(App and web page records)
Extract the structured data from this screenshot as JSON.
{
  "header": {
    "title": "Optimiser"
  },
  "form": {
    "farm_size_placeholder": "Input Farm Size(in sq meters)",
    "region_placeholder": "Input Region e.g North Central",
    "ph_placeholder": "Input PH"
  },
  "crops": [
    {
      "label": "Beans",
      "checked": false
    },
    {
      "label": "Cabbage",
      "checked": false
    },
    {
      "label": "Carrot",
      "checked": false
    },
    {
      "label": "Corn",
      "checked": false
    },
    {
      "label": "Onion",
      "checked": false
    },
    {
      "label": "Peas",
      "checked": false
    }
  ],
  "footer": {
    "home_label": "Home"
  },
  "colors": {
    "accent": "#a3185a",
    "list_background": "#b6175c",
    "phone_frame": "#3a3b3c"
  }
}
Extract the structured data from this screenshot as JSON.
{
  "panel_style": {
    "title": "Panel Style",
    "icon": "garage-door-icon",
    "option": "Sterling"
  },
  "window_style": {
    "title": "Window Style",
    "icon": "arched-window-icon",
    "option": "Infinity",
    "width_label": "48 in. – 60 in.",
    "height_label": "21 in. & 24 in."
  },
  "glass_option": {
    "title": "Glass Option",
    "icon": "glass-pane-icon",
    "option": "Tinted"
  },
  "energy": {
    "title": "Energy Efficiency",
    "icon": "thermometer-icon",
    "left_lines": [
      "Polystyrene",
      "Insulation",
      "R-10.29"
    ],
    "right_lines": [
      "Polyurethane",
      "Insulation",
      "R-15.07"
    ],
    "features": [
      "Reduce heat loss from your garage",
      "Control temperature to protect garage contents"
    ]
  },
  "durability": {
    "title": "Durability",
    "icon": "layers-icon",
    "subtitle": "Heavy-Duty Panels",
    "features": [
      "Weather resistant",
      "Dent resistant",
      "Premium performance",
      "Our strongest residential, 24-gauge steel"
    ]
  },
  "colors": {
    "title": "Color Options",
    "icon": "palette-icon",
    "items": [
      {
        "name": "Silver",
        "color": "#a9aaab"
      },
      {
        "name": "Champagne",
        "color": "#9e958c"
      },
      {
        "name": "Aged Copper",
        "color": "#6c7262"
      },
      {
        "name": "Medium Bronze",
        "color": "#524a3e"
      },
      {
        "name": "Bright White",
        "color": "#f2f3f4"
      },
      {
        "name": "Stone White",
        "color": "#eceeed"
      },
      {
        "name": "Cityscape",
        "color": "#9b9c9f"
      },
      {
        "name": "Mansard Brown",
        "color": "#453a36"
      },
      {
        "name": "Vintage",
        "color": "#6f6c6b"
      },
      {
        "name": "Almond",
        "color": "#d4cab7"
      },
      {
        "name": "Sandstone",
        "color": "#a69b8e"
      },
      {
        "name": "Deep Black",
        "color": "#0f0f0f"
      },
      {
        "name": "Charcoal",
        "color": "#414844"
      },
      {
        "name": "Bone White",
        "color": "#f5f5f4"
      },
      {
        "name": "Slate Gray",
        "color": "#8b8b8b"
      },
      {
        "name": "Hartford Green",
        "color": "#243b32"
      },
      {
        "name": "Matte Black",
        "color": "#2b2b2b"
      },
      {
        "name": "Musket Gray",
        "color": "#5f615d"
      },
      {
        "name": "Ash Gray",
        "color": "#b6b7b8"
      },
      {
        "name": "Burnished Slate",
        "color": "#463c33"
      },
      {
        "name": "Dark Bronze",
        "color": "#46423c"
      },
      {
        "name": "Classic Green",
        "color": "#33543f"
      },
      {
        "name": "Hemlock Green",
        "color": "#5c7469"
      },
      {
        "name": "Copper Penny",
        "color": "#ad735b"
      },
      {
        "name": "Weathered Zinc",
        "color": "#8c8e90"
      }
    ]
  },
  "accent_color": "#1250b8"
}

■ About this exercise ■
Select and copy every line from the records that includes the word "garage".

■ Output of the task ■
    "icon": "garage-door-icon",
      "Reduce heat loss from your garage",
      "Control temperature to protect garage contents"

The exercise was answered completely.